The Glock world went a collective gaga for the past three months over the rumors and then the reality of what is the Glock Model 42. This slim .380ACP single-stack is fast making headway in the polymer pistol community and is experiencing some teething problems according to some users. This has nevertheless not stopped it from being adopted by a major domestic police agency.


When first inserted into the shooting world, everyone (myself included) speculated that, of course, the G42 would be a slim-line subcompact 9mm deep concealment gun that would be aimed at the ever-growing CCW market. Well when it came out that the gun itself was in .380ACP and not quite as small as we hoped, there was a collective fizzle.

Nonetheless we cheered up and said, at least we finally have an uber-reliable .380 on the market, something that few of these guns can ever claim to be. The problem lies in the blowback action of these common carry guns, such as made by Walther, Bersa, Kel Tec and others, which often leads to finicky feeds with certain rounds (especially fat hollow-points). As many a vintage .380 carrier will tell you, finding a reliable load that cycles 100% can sometimes lead to problems.

That\'s what seems to be happening to the G42 for some users.

Lee Williams over at the Gun Writer column, had a fellow Glockster and new G42 owner each out to him complaining about barrel issues. Specifically, about his gun not feeding some JHPs properly. He even suffered barrel damage that required a new $120 replacement.

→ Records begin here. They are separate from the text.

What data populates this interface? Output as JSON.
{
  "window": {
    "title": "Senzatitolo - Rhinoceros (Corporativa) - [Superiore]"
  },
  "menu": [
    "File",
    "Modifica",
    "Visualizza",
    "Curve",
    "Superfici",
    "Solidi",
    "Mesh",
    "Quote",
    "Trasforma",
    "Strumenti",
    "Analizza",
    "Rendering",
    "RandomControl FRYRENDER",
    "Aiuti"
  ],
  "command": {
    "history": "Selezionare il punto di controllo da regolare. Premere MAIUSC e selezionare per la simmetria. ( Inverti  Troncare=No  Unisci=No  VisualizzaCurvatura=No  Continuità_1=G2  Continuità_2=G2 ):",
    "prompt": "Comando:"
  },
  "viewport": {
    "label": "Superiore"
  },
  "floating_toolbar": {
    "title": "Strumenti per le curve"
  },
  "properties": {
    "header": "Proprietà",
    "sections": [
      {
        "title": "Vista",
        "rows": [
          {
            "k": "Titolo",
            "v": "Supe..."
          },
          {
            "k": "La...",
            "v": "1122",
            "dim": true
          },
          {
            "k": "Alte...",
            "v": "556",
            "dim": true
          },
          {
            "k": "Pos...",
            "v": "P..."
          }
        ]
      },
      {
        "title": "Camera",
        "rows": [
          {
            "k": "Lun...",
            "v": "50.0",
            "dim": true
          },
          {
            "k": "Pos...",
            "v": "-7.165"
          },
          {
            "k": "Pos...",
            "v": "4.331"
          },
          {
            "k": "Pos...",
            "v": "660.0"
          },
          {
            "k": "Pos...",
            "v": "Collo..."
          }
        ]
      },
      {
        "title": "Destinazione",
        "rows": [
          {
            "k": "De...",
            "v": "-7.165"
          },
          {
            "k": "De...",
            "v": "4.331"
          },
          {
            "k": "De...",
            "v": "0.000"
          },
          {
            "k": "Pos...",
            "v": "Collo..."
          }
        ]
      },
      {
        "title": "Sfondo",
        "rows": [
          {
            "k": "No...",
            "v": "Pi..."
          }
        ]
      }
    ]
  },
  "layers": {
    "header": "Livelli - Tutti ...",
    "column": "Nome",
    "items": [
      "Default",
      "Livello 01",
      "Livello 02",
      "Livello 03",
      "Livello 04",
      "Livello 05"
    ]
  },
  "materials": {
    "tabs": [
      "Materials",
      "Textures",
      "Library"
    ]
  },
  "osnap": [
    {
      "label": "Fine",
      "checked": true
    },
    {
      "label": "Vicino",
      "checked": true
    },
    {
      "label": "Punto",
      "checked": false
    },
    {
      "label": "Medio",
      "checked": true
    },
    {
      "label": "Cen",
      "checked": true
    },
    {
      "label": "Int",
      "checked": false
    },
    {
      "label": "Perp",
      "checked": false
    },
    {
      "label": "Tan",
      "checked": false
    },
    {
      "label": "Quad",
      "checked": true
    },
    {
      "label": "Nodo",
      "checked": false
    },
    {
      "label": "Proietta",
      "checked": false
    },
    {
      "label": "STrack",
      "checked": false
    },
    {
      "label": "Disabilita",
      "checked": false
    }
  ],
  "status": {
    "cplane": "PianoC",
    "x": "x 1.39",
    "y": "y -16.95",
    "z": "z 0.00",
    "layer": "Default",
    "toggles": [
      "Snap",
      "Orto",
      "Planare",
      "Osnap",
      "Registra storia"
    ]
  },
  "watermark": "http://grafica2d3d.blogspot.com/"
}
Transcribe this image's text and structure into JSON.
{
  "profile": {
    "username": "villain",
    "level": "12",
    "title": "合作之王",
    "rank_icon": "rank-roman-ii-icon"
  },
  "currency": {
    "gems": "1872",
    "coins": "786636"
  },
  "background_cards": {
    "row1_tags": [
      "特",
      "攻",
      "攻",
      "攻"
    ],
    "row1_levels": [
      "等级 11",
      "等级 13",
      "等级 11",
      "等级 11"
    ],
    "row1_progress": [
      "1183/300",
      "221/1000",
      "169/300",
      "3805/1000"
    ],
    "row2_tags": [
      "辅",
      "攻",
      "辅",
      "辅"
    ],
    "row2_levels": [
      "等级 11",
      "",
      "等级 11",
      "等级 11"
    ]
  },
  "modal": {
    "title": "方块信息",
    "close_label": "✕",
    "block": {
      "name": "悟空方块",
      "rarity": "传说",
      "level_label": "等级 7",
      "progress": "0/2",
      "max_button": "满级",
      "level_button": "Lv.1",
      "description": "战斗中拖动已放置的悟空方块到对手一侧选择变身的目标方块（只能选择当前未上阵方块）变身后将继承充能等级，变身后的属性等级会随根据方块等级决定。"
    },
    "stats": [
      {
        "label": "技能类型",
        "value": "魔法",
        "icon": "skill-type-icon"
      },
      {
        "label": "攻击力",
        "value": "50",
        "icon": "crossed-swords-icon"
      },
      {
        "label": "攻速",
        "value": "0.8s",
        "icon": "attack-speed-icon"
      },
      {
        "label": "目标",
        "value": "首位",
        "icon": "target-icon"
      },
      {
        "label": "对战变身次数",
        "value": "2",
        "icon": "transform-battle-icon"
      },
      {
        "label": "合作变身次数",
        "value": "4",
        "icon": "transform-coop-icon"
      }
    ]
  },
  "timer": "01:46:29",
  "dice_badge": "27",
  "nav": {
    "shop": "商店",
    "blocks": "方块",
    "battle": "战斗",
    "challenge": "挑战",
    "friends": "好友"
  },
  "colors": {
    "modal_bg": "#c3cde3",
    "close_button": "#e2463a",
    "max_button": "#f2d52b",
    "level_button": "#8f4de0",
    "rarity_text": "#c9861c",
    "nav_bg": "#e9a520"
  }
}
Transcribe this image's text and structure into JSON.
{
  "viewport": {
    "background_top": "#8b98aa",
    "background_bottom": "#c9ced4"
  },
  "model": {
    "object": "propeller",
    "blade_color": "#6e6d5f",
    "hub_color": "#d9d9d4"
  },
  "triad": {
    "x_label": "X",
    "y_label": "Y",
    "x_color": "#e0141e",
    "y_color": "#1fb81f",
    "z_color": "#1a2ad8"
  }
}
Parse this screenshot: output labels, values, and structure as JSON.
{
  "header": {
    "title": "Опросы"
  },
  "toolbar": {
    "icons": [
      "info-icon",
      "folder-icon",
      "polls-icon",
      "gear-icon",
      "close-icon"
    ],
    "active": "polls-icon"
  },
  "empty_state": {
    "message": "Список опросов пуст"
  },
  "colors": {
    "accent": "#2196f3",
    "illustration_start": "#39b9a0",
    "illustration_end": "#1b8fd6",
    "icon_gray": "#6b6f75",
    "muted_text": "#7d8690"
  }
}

When Lee went live with the complaint, he got even more emails with reported stoppages and malfunctions, failure to feed, stove piping with ball ammo, and barrel issues.

Adoption by MPD

According to their public affairs people, the G42 just got adopted by Marietta, GA police department who took possession of 100 brand new guns at the nearby Smyrna factory. MPD exchanged the guns even-stevens for a like number of G27 model (.40S&W) baby Glocks that the department had bought sixteen years ago.

(The G42 compared side by side, left, with other Baby Glocks is very slim)

The gun will be used as a BUG or back-up-gun, deep-cover piece for plainclothes officers, and for off-duty carry for officers who will be given a choice between the G27 and G42 for this profile.

(MPD carries the G22 with underslung light for duty service. The G42 will be primarily for off-duty.)

The Marietta Police Department has carried Glocks for a long time, and we\'re proud to be the first department to adopt the G42,\" said Flynn. \"These new pistols work the same way as the officers\' primary weapon (Glock 22), so the training will be a natural transition when our officers begin qualifying with them tomorrow.\"

The Glock 42 is the smallest and lightest pistol Glock has ever introduced, making it easier for police officers to carry and conceal on or off-duty.

\"We\'ve seen a lot of hype around this new pistol in the law enforcement community,\" said Chad Mathis, Vice President, GLOCK, Inc. \"Our hope is that once the Marietta Police Department starts training their officers on the range they will spread the word on just how shootable and reliable the G42 proves to be.\"

We just hope that the teething problems with these guns are not wide-spread and are corrected shortly.

Or this gun could have lots of users sighing again.

If you have had any experience with a G42, good or bad, note it below.